A construction company's guide to the Apprenticeship Levy
In last year's autumn statement, Chancellor George Osborne announced a £3 billion 'tax' on big business – which went almost entirely unnoticed by the mainstream press.
The measure announced was the apprenticeship levy, a new payment that large employers will have to make from April 2017 to help fund the cost of apprenticeships.
The levy will be charged at 0.5% of the company's pay bill for companies with annual pay bills of more than £3 million.
Is the apprenticeship levy just another tax on business, or can businesses actually benefit?
Calculating your levy payments
Take your annual pay bill and multiply it by 0.5%.
Every employer receives a levy allowance of £15,000, so subtract that figure from your result.
If your annual pay bill is less than £3 million, you won't have to pay the levy.
If your pay bill is above £3 million, from April 2017 you must pay your share via PAYE.
For example, if your company pays staff £4 million annually.
£4 million x 0.5% = £20,000
£20,000 - £15,000 (allowance) = £5,000 annual levy payment
Do employers receive anything in return?
Yes – the government will create a new online portal to manage apprenticeships. Your contributions will be converted into digital vouchers (with a 10% top-up from the government), which you can use to pay apprenticeship training providers. You can't use the funds to pay for apprentices' wages.
What about employers with pay bills under £3 million?
These employers still receive the £15,000 allowance, which they can use to pay training providers, but won't have to use the new digital service until 2018. The government will set funding caps of different types of training. If the employer can't negotiate a cost under the funding cap, they'll have to make up the difference.
It is also expected that employers who don't pay the levy will still have to contribute towards the cost of training, alongside the government's share. This is called co-investment.
Does the levy also apply to companies in Scotland, Wales and Northern Ireland?
The levy will apply in the same way, but these regions will decide how to use the funds. If your pay bill is spread across England and another region of the UK, the percentage of the funds you receive as digital vouchers will be directly proportional to the pay bill of the employees living in England.
What about apprenticeship training that the employer carries out?
Employers can't use the vouchers for anything other than training schemes carried out by approved training providers on the new apprenticeship portal.
Overall, 98-99% of firms in the construction industry won't need to pay the apprenticeship levy. For these firms, it's worth reading up on the new system in time for 2018, when all employers will have to use it to receive government funding for apprenticeship training.

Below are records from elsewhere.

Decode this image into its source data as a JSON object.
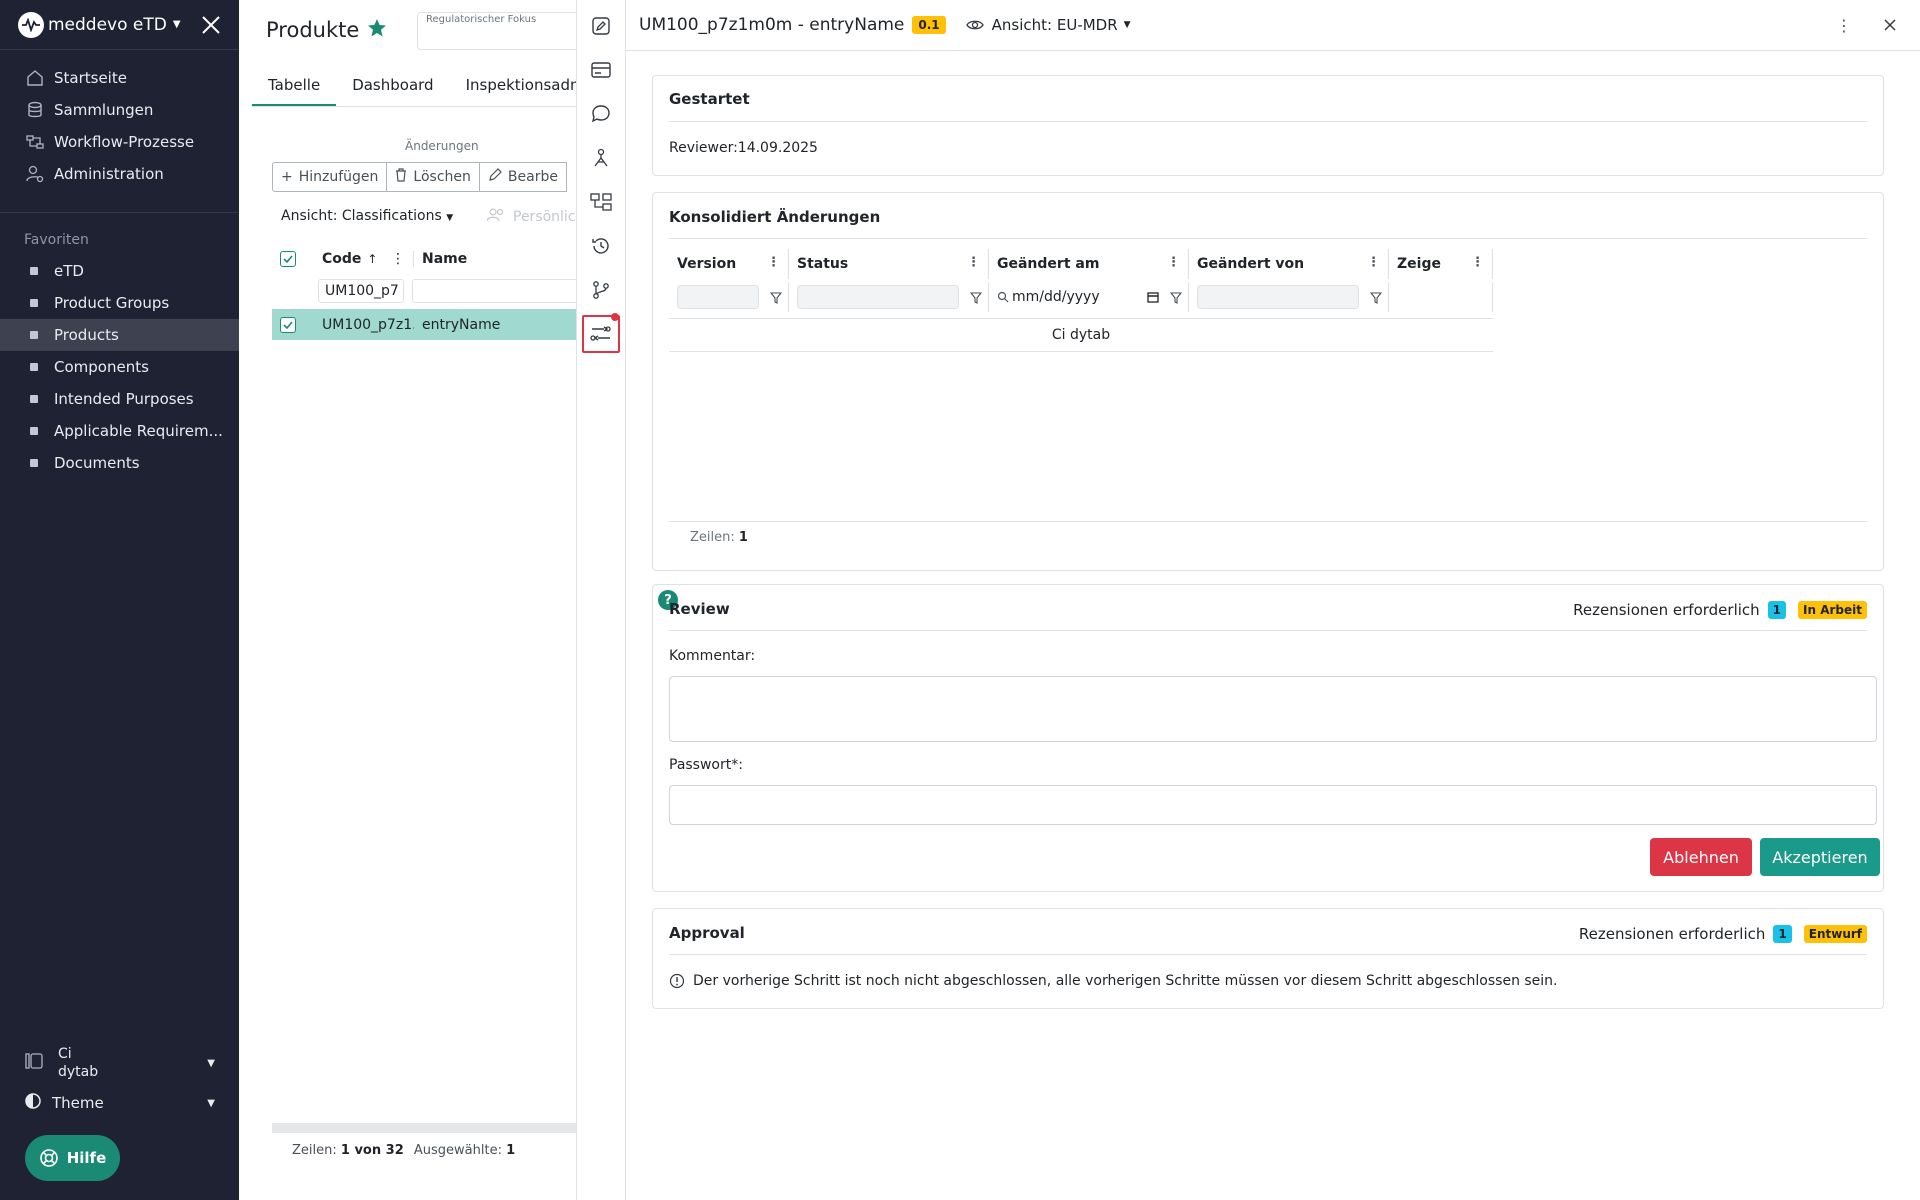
{
  "sidebar": {
    "app_name": "meddevo eTD",
    "nav": [
      {
        "label": "Startseite",
        "icon": "home-icon"
      },
      {
        "label": "Sammlungen",
        "icon": "database-icon"
      },
      {
        "label": "Workflow-Prozesse",
        "icon": "workflow-icon"
      },
      {
        "label": "Administration",
        "icon": "user-gear-icon"
      }
    ],
    "favorites_title": "Favoriten",
    "favorites": [
      "eTD",
      "Product Groups",
      "Products",
      "Components",
      "Intended Purposes",
      "Applicable Requirem...",
      "Documents"
    ],
    "active_favorite": "Products",
    "user": {
      "line1": "Ci",
      "line2": "dytab"
    },
    "theme_label": "Theme",
    "help_label": "Hilfe"
  },
  "main": {
    "title": "Produkte",
    "regulatory_label": "Regulatorischer Fokus",
    "tabs": [
      "Tabelle",
      "Dashboard",
      "Inspektionsadmin"
    ],
    "active_tab": "Tabelle",
    "changes_label": "Änderungen",
    "buttons": {
      "add": "Hinzufügen",
      "delete": "Löschen",
      "edit": "Bearbe"
    },
    "view_selector": "Ansicht: Classifications",
    "personal_label": "Persönlic",
    "columns": {
      "code": "Code",
      "name": "Name"
    },
    "filter_code": "UM100_p7",
    "row": {
      "code": "UM100_p7z1...",
      "name": "entryName"
    },
    "footer": {
      "rows_label": "Zeilen:",
      "rows_value": "1 von 32",
      "selected_label": "Ausgewählte:",
      "selected_value": "1"
    }
  },
  "detail": {
    "title": "UM100_p7z1m0m - entryName",
    "version": "0.1",
    "view": "Ansicht: EU-MDR",
    "started": {
      "title": "Gestartet",
      "reviewer": "Reviewer:14.09.2025"
    },
    "changes": {
      "title": "Konsolidiert Änderungen",
      "columns": [
        "Version",
        "Status",
        "Geändert am",
        "Geändert von",
        "Zeige"
      ],
      "date_placeholder": "mm/dd/yyyy",
      "row_user": "Ci dytab",
      "rows_label": "Zeilen:",
      "rows_value": "1"
    },
    "review": {
      "title": "Review",
      "required_label": "Rezensionen erforderlich",
      "required_count": "1",
      "status": "In Arbeit",
      "comment_label": "Kommentar:",
      "password_label": "Passwort*:",
      "reject": "Ablehnen",
      "accept": "Akzeptieren"
    },
    "approval": {
      "title": "Approval",
      "required_label": "Rezensionen erforderlich",
      "required_count": "1",
      "status": "Entwurf",
      "info": "Der vorherige Schritt ist noch nicht abgeschlossen, alle vorherigen Schritte müssen vor diesem Schritt abgeschlossen sein."
    }
  },
  "colors": {
    "accent": "#1a8a74",
    "sidebar_bg": "#1f2233",
    "danger": "#dc3545",
    "warning": "#ffc107",
    "info": "#17c1e8",
    "selected_row": "#9fd9d0"
  }
}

Visit Gov.uk for more details on the levy.
For more topical construction news and analysis, stay tuned to the Integrity blog – we report on every government budget and autumn statement as and when they occur.

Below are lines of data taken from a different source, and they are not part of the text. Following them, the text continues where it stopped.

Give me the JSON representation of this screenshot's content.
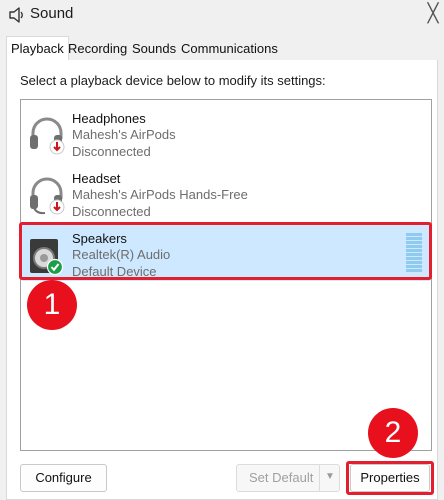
{
  "window": {
    "title": "Sound",
    "close_glyph": "╳"
  },
  "tabs": [
    {
      "label": "Playback",
      "active": true
    },
    {
      "label": "Recording",
      "active": false
    },
    {
      "label": "Sounds",
      "active": false
    },
    {
      "label": "Communications",
      "active": false
    }
  ],
  "instruction": "Select a playback device below to modify its settings:",
  "devices": [
    {
      "name": "Headphones",
      "detail": "Mahesh's AirPods",
      "status": "Disconnected",
      "icon": "headphones-icon",
      "badge": "disconnected-arrow-icon",
      "selected": false
    },
    {
      "name": "Headset",
      "detail": "Mahesh's AirPods Hands-Free",
      "status": "Disconnected",
      "icon": "headset-icon",
      "badge": "disconnected-arrow-icon",
      "selected": false
    },
    {
      "name": "Speakers",
      "detail": "Realtek(R) Audio",
      "status": "Default Device",
      "icon": "speaker-icon",
      "badge": "default-check-icon",
      "selected": true
    }
  ],
  "annotations": {
    "step1": "1",
    "step2": "2",
    "highlight_color": "#e31e2e"
  },
  "buttons": {
    "configure": "Configure",
    "set_default": "Set Default",
    "set_default_arrow": "▼",
    "properties": "Properties"
  },
  "colors": {
    "selected_row": "#cde8ff",
    "badge_red": "#e8101c",
    "check_green": "#1e9e4a"
  }
}
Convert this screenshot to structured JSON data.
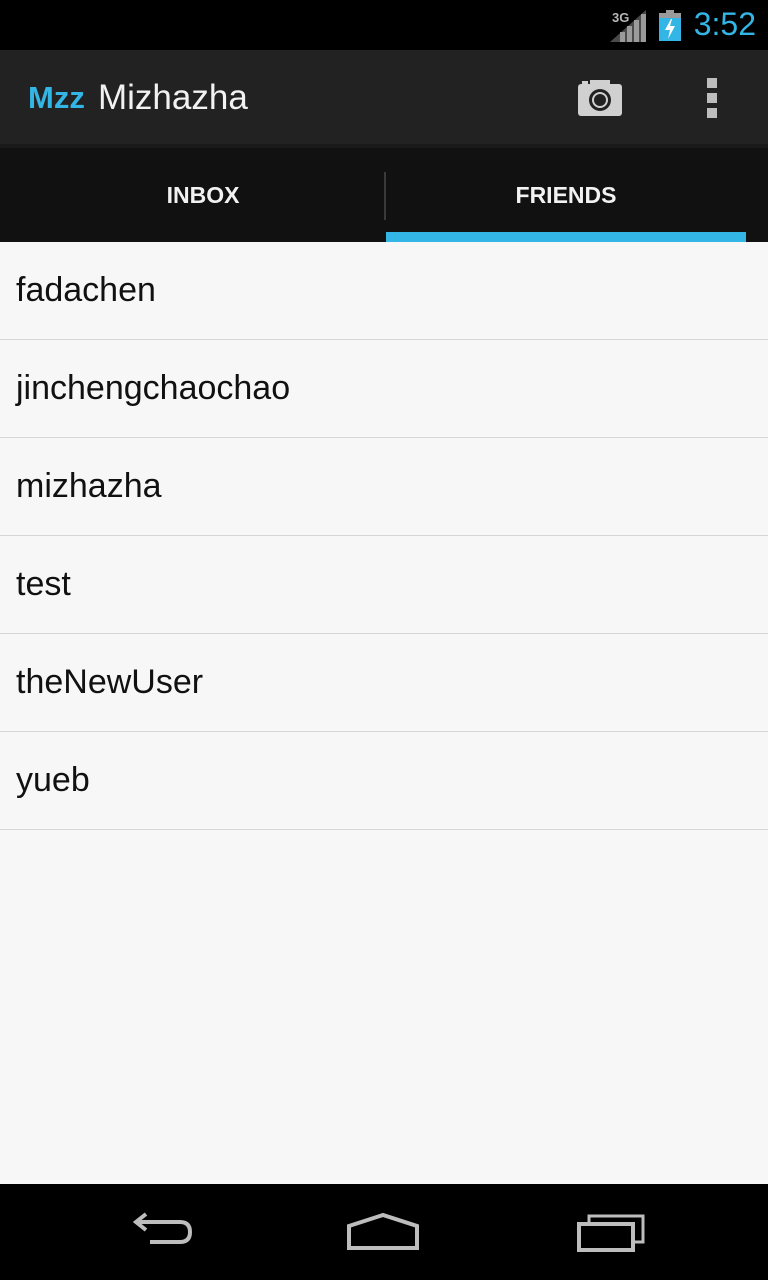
{
  "status_bar": {
    "network_label": "3G",
    "time": "3:52",
    "icons": [
      "signal-icon",
      "battery-charging-icon"
    ]
  },
  "action_bar": {
    "logo": "Mzz",
    "title": "Mizhazha",
    "actions": [
      "camera-icon",
      "overflow-menu-icon"
    ]
  },
  "tabs": [
    {
      "label": "INBOX",
      "selected": false
    },
    {
      "label": "FRIENDS",
      "selected": true
    }
  ],
  "friends": [
    {
      "name": "fadachen"
    },
    {
      "name": "jinchengchaochao"
    },
    {
      "name": "mizhazha"
    },
    {
      "name": "test"
    },
    {
      "name": "theNewUser"
    },
    {
      "name": "yueb"
    }
  ],
  "nav_bar": [
    "back-icon",
    "home-icon",
    "recent-apps-icon"
  ],
  "colors": {
    "accent": "#33b5e5",
    "action_bar": "#222222",
    "tab_bar": "#111111",
    "list_background": "#f7f7f7"
  }
}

Now that the dust from this year’s government budget announcement has settled, we can look behind the headlines and analyse the finer detail.